The decreased rate gives users a window to change their passwords; yet even that may not have helped Yahoo! "But after four years, the details of the hashing scheme don’t really matter. Any guessable password will have been guessed by now," he says.
Yahoo!, like so many other companies offering free technology services, wants to attract the highest possible number of subscribers and has been criticised for perceived attempts to kneecap fleeing users.
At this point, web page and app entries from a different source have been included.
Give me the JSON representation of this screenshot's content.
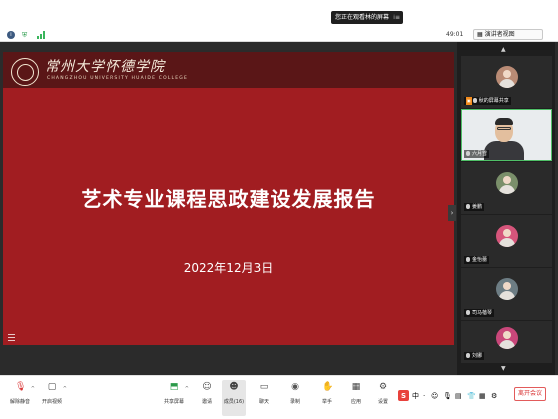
{
  "banner": {
    "text": "您正在观看林的屏幕",
    "options": "⁞≡"
  },
  "toolbar_top": {
    "timer": "49:01",
    "view_button": "▦ 演讲者视图"
  },
  "slide": {
    "college_name": "常州大学怀德学院",
    "college_english": "CHANGZHOU UNIVERSITY HUAIDE COLLEGE",
    "title": "艺术专业课程思政建设发展报告",
    "date": "2022年12月3日"
  },
  "panel": {
    "up_arrow": "▲",
    "down_arrow": "▼",
    "participants": [
      {
        "name": "秋的屏幕共享",
        "badge": "▣",
        "type": "avatar",
        "avatar_color": "#b98b75"
      },
      {
        "name": "六月雪",
        "type": "video"
      },
      {
        "name": "姜鹏",
        "type": "avatar",
        "avatar_color": "#7a8f6a"
      },
      {
        "name": "金怡蕾",
        "type": "avatar",
        "avatar_color": "#d6557b"
      },
      {
        "name": "司马蓓琴",
        "type": "avatar",
        "avatar_color": "#6d7d84"
      },
      {
        "name": "刘娜",
        "type": "avatar",
        "avatar_color": "#c9477a"
      }
    ]
  },
  "bottom": {
    "tools": [
      {
        "key": "mute",
        "label": "解除静音",
        "icon": "mic-muted-icon",
        "glyph": "🎙"
      },
      {
        "key": "video",
        "label": "开启视频",
        "icon": "camera-off-icon",
        "glyph": "▢"
      },
      {
        "key": "share",
        "label": "共享屏幕",
        "icon": "share-screen-icon",
        "glyph": "⬒"
      },
      {
        "key": "invite",
        "label": "邀请",
        "icon": "invite-icon",
        "glyph": "☺"
      },
      {
        "key": "participants",
        "label": "成员(16)",
        "icon": "participants-icon",
        "glyph": "☻"
      },
      {
        "key": "chat",
        "label": "聊天",
        "icon": "chat-icon",
        "glyph": "▭"
      },
      {
        "key": "record",
        "label": "录制",
        "icon": "record-icon",
        "glyph": "◉"
      },
      {
        "key": "raise",
        "label": "举手",
        "icon": "raise-hand-icon",
        "glyph": "✋"
      },
      {
        "key": "apps",
        "label": "应用",
        "icon": "apps-icon",
        "glyph": "▦"
      },
      {
        "key": "settings",
        "label": "设置",
        "icon": "settings-icon",
        "glyph": "⚙"
      }
    ],
    "leave_label": "离开会议",
    "ime": {
      "logo": "S",
      "items": [
        "中",
        "·",
        "☺",
        "🎙",
        "▤",
        "👕",
        "▦",
        "⚙"
      ]
    }
  },
  "colors": {
    "slide_bg": "#a11d21",
    "accent_green": "#4fbf67",
    "leave_red": "#d93636"
  }
}
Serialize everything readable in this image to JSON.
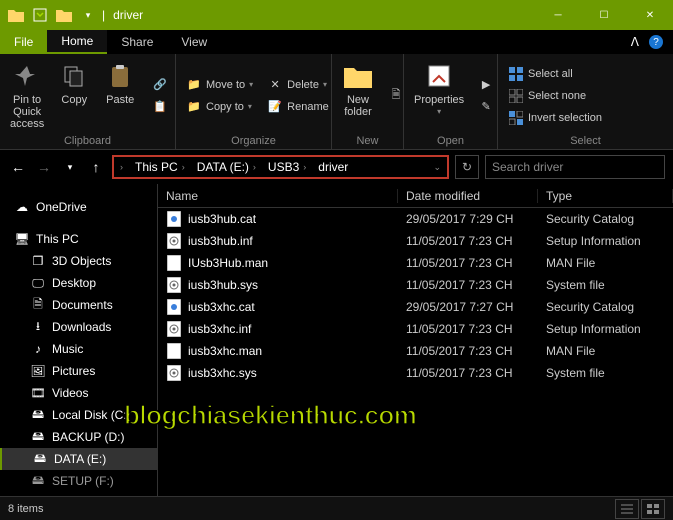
{
  "window": {
    "title": "driver"
  },
  "tabs": {
    "file": "File",
    "home": "Home",
    "share": "Share",
    "view": "View"
  },
  "ribbon": {
    "pin": "Pin to Quick\naccess",
    "copy": "Copy",
    "paste": "Paste",
    "clipboard_label": "Clipboard",
    "moveto": "Move to",
    "copyto": "Copy to",
    "delete": "Delete",
    "rename": "Rename",
    "organize_label": "Organize",
    "newfolder": "New\nfolder",
    "new_label": "New",
    "properties": "Properties",
    "open_label": "Open",
    "selectall": "Select all",
    "selectnone": "Select none",
    "invertsel": "Invert selection",
    "select_label": "Select"
  },
  "breadcrumb": [
    "This PC",
    "DATA (E:)",
    "USB3",
    "driver"
  ],
  "search_placeholder": "Search driver",
  "tree": {
    "onedrive": "OneDrive",
    "thispc": "This PC",
    "objects3d": "3D Objects",
    "desktop": "Desktop",
    "documents": "Documents",
    "downloads": "Downloads",
    "music": "Music",
    "pictures": "Pictures",
    "videos": "Videos",
    "localc": "Local Disk (C:)",
    "backupd": "BACKUP (D:)",
    "datae": "DATA (E:)",
    "setupf": "SETUP (F:)"
  },
  "columns": {
    "name": "Name",
    "date": "Date modified",
    "type": "Type"
  },
  "files": [
    {
      "name": "iusb3hub.cat",
      "date": "29/05/2017 7:29 CH",
      "type": "Security Catalog",
      "icon": "cat"
    },
    {
      "name": "iusb3hub.inf",
      "date": "11/05/2017 7:23 CH",
      "type": "Setup Information",
      "icon": "inf"
    },
    {
      "name": "IUsb3Hub.man",
      "date": "11/05/2017 7:23 CH",
      "type": "MAN File",
      "icon": "man"
    },
    {
      "name": "iusb3hub.sys",
      "date": "11/05/2017 7:23 CH",
      "type": "System file",
      "icon": "sys"
    },
    {
      "name": "iusb3xhc.cat",
      "date": "29/05/2017 7:27 CH",
      "type": "Security Catalog",
      "icon": "cat"
    },
    {
      "name": "iusb3xhc.inf",
      "date": "11/05/2017 7:23 CH",
      "type": "Setup Information",
      "icon": "inf"
    },
    {
      "name": "iusb3xhc.man",
      "date": "11/05/2017 7:23 CH",
      "type": "MAN File",
      "icon": "man"
    },
    {
      "name": "iusb3xhc.sys",
      "date": "11/05/2017 7:23 CH",
      "type": "System file",
      "icon": "sys"
    }
  ],
  "status": "8 items",
  "watermark": "blogchiasekienthuc.com"
}
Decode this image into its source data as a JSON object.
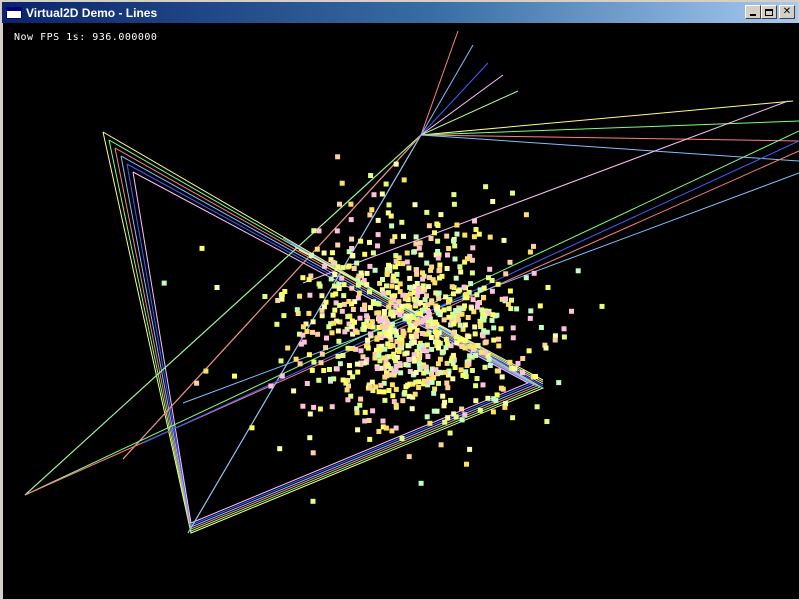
{
  "window": {
    "title": "Virtual2D Demo - Lines",
    "icon": "app-window-icon",
    "buttons": {
      "minimize": "minimize-icon",
      "maximize": "maximize-icon",
      "close": "close-icon"
    }
  },
  "overlay": {
    "fps_text": "Now FPS 1s: 936.000000"
  },
  "colors": {
    "background": "#000000",
    "text": "#ffffff",
    "line_palette": [
      "#ffff80",
      "#80ff80",
      "#ff8080",
      "#80c0ff",
      "#4060ff",
      "#ffc0ff",
      "#c0ff80"
    ],
    "particle_palette": [
      "#ffff66",
      "#ffffaa",
      "#e0ff80",
      "#ffd0a0",
      "#ffc0e0",
      "#c0ffc0",
      "#ffe066"
    ]
  }
}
That mindset may have dissuaded the company from more efficiently jettisoning MD5 hashing for passwords prior to the 2013 pillaging.
"The only practical way to speed up the conversion process (to bcrypt) is to force a password reset, maybe across the board, but more likely on a web property by web property basis," says noted cryptologist and director of the Open Crypto Audit Project's Kenneth White. "And therein lies the problem: there is often a very real tension between the business to be able to claim the highest user count, versus the reality that a years-old email reminds millions of people to log in to an account they had long ago forgotten."
Using Yahoo! to find Yahoo! MD5 hashes, here revealing 'Password1' ... Image: Ty Miller.
An email lobbed at users asking them to log in so their passwords may be upgraded from MD5 hashing to bcrypt risks a "virtually overnight mass exodus of users" and a social media complaint storm that sends more rats from the burning Palace, he says.
Bcrypt is the powerful hashing function designed to slow decryption attempts while minimising legitimate-use performance overheads, and is favoured, along with PBKDF2 (Miller prefers the latter with hashes bearing 100,000 iterations), by each of the security boffins The Register has spoken to for this story, and many more in the broader security community including OWASP.
Yet migrating to the top notch function is not as simple as just "switching to bcrypt," White says.
A bootstrapping process can be followed, but it requires users to log in for bcrypt or PBKDF2 to be called and saved to a new column.
Moreover, White says Yahoo! is a patchwork of web properties bearing decades-old Perl, PHP, and C code and so cannot be compared to the ease of upgrading a purpose-built modern web app.
"Consider the legacy managed business mail systems," White says. "The myriad e-commerce shopping cart apps, ad accounts, to say nothing of Flickr, Yahoo! IM, and the hundreds of millions of webmail users who hadn't logged in for years, and you begin to see the scope of the engineering challenge."
Van der Stock, acknowledging his outsider's position, reckons Yahoo! should immediately deploy two-factor verification for all of its services, and again reset passwords, noting that the use of mere usernames and passwords puts users at "serious risk" and that leaving accounts exposed would be a "serious breach of trust".
Yahoo! could take a leaf from Microsoft's Xbox Live endeavours and deploy similar authentication smarts, if it has not already done so. "… I would strongly recommend some sort of real time authentication intelligence around compromised accounts, so that the authentication system itself assigns a risk score to logins to ensure that unusual patterns of abuse, such as brute force attacks, logging in from a distant country, or popping out of multiple IPs is blocked or alerted to the user for further action."
Burning questions remain, not least how it took the technology giant three years to disclose that such a massive share of its accounts have been breached. "It's baffling why it's taken so long to fully scope and disclose the extent of their breach," White says. ®